A new study from a "high-quality team" of researchers at the National Institutes of Health has shown that holding a cellphone to your ear for an hour can increase brain activity in the area closest to the antenna, re-opening the debate about cellphone safety.
To be sure, the head researcher of the new study has asked the public to be cautious in interpreting the study's results since it's not known whether this increased brain activity poses any threat to human health. But the finding is still important since it shifts attention away from radiofrequency waves -- believed to be harmless -- to evidence of increased brain glucose metabolism, which was detected using brain scans.
As the New York Times reports, this activity is natural and necessary and happens during normal brain function. "The question is whether repeated artificial stimulation as a result of exposure to electromagnetic radiation might have a detrimental effect.

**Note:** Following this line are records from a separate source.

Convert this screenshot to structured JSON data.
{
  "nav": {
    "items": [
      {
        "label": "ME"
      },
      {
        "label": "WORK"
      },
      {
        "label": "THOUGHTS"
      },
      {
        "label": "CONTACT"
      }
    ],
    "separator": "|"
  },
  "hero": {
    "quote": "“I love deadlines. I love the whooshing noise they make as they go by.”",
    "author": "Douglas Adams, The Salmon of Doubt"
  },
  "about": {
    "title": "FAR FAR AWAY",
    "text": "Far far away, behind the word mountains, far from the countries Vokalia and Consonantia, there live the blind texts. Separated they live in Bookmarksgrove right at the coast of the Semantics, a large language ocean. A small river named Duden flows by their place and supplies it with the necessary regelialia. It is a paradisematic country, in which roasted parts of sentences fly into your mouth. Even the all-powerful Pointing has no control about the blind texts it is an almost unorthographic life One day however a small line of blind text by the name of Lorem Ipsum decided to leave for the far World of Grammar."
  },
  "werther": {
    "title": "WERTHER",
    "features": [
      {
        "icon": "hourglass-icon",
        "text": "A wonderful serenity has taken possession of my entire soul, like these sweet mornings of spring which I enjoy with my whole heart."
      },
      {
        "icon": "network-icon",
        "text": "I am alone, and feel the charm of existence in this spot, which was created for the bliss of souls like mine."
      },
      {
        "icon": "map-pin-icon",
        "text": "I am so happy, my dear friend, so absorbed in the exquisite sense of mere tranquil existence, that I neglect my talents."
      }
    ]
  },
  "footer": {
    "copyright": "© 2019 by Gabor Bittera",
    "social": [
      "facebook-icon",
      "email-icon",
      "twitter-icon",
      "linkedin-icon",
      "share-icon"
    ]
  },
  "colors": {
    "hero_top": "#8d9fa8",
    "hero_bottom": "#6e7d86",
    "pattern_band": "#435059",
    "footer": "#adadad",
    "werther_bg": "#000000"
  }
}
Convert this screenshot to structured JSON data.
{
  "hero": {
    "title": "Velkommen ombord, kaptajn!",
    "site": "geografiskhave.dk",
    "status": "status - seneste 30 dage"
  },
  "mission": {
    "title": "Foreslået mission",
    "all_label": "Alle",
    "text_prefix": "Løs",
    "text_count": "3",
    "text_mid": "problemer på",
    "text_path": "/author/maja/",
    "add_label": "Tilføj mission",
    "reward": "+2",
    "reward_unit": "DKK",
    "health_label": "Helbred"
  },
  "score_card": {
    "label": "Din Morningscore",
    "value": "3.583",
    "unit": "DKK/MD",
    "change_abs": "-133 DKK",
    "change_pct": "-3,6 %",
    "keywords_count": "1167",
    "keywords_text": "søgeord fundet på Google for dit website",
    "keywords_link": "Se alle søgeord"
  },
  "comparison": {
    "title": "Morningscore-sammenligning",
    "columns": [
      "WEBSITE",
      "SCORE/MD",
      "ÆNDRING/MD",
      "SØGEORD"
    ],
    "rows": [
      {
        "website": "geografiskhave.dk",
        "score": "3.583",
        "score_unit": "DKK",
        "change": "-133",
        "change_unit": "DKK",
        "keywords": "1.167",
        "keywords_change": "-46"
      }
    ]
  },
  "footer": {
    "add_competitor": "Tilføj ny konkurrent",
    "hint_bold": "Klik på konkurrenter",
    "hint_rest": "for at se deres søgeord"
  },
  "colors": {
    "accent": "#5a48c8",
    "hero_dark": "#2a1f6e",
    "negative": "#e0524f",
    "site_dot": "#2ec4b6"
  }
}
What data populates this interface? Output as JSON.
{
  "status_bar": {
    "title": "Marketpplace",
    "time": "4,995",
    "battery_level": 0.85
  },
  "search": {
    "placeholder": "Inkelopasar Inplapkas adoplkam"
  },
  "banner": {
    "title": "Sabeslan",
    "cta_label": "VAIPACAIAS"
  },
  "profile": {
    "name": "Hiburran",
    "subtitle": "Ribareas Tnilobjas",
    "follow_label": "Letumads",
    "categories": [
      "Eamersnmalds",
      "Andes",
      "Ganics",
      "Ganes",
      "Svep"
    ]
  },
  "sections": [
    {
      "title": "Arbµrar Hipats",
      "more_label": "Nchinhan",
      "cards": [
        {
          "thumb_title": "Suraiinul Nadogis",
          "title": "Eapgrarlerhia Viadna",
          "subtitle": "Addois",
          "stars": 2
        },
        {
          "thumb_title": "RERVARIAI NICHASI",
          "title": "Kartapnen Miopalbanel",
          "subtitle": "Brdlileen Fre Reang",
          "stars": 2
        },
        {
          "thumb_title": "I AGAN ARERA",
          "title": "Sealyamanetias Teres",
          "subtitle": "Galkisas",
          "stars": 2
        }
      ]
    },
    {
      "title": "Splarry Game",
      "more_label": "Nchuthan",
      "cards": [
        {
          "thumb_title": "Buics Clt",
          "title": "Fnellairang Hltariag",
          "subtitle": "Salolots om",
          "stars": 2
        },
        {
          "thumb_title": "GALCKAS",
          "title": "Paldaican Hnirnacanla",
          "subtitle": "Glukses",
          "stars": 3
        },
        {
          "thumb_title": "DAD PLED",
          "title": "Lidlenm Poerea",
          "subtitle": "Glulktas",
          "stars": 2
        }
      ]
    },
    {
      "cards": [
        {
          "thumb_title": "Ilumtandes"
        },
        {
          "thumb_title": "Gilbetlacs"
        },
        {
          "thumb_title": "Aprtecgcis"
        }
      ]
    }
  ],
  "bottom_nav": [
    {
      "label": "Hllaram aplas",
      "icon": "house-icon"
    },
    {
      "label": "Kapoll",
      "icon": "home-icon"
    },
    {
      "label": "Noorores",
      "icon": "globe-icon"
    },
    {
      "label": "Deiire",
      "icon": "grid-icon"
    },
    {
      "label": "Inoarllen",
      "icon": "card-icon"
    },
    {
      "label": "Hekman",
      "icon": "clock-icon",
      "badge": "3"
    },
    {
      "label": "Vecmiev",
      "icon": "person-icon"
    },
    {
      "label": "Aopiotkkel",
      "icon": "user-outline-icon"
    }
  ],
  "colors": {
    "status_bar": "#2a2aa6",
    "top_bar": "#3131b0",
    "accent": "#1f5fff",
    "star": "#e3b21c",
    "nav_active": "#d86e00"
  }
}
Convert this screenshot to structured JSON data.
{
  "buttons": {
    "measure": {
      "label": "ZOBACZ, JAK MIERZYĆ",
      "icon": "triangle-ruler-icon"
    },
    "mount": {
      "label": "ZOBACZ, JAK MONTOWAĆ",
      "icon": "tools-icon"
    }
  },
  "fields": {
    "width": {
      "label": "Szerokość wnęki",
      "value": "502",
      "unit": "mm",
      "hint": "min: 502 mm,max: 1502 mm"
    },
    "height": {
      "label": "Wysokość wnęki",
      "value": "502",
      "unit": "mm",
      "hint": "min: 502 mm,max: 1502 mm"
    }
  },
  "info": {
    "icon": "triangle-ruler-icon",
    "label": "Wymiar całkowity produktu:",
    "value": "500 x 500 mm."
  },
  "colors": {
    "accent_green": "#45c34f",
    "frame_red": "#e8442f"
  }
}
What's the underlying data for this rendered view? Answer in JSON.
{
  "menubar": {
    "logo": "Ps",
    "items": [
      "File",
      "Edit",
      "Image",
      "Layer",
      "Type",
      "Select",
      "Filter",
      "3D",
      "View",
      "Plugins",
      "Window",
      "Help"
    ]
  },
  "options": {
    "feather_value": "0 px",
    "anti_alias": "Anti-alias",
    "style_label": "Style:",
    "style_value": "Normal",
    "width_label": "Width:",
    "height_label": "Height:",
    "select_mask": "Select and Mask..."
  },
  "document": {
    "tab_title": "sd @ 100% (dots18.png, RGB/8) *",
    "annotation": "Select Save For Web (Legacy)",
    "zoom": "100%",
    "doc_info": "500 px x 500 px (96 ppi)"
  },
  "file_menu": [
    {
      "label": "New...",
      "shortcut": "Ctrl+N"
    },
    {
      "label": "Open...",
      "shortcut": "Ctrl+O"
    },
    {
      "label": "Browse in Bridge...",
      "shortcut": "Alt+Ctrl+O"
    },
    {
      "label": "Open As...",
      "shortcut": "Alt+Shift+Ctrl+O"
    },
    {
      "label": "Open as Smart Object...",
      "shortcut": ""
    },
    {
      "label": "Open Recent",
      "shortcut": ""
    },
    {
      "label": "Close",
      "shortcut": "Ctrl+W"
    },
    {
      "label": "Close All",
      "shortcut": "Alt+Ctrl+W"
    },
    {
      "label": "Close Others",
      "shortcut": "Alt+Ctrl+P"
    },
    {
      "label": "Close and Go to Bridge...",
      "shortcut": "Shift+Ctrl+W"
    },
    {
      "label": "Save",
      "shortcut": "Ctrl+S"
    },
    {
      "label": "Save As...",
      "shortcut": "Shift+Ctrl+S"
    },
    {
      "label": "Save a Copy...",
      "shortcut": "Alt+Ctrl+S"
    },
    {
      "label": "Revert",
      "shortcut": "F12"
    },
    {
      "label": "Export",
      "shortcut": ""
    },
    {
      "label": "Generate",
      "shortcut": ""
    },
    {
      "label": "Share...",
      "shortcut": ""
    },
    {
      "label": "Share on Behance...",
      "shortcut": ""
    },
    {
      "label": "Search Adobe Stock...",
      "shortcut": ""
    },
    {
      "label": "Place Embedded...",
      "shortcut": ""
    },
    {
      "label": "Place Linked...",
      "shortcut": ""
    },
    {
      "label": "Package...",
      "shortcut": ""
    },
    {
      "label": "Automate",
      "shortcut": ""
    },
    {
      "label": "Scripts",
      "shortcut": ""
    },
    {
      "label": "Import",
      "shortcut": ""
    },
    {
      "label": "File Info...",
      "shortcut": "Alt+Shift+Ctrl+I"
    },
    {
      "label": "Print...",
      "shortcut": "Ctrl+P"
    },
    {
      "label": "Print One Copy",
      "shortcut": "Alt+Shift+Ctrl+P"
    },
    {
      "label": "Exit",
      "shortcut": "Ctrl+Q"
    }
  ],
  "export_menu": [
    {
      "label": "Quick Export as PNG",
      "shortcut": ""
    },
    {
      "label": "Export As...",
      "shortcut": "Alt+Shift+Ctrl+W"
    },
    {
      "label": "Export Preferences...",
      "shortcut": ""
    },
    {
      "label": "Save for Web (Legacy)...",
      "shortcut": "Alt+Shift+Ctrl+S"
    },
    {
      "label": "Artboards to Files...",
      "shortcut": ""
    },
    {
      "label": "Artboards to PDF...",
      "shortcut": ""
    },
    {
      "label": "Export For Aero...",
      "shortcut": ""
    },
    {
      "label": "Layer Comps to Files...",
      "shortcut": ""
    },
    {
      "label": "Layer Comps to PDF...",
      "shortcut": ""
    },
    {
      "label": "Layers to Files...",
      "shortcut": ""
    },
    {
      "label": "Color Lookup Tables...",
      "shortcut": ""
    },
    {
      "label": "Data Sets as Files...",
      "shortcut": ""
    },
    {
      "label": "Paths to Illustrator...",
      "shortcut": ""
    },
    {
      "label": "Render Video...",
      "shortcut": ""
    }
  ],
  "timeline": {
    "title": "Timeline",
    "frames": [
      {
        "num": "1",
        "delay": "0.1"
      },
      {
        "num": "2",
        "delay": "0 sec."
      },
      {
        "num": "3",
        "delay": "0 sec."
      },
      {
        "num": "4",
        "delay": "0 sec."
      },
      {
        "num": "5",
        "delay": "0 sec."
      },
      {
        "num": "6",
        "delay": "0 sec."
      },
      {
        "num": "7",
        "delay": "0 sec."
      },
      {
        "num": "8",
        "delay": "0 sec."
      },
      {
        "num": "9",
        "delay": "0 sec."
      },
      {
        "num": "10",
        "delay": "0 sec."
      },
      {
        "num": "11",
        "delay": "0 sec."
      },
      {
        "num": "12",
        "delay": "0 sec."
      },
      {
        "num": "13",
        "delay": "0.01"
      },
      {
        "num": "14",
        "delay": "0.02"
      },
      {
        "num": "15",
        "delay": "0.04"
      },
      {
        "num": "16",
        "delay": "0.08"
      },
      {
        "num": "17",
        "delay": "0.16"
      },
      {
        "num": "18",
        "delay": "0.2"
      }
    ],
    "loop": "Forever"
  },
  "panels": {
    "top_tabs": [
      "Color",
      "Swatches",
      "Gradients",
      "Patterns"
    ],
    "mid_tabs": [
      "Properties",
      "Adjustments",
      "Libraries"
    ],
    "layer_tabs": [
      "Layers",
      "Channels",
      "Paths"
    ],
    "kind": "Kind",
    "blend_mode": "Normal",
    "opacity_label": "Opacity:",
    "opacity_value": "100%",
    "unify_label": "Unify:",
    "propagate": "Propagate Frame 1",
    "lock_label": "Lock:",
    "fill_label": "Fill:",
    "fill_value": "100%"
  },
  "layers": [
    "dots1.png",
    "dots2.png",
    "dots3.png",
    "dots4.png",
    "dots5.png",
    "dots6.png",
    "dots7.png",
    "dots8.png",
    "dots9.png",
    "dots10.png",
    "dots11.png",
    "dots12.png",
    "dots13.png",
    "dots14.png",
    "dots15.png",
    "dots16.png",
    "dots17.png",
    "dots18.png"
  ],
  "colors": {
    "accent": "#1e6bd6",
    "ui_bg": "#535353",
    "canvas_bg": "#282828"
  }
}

"Although speculative, one theory about how an artificial increase in brain glucose metabolism could be harmful is that it could potentially lead to the creation of molecules called free radicals, which in excess can damage healthy cells. Or it may be that repeated stimulation by electromagnetic radiation could set off an inflammatory response, which studies suggest is associated with a number of heath problems, including cancer."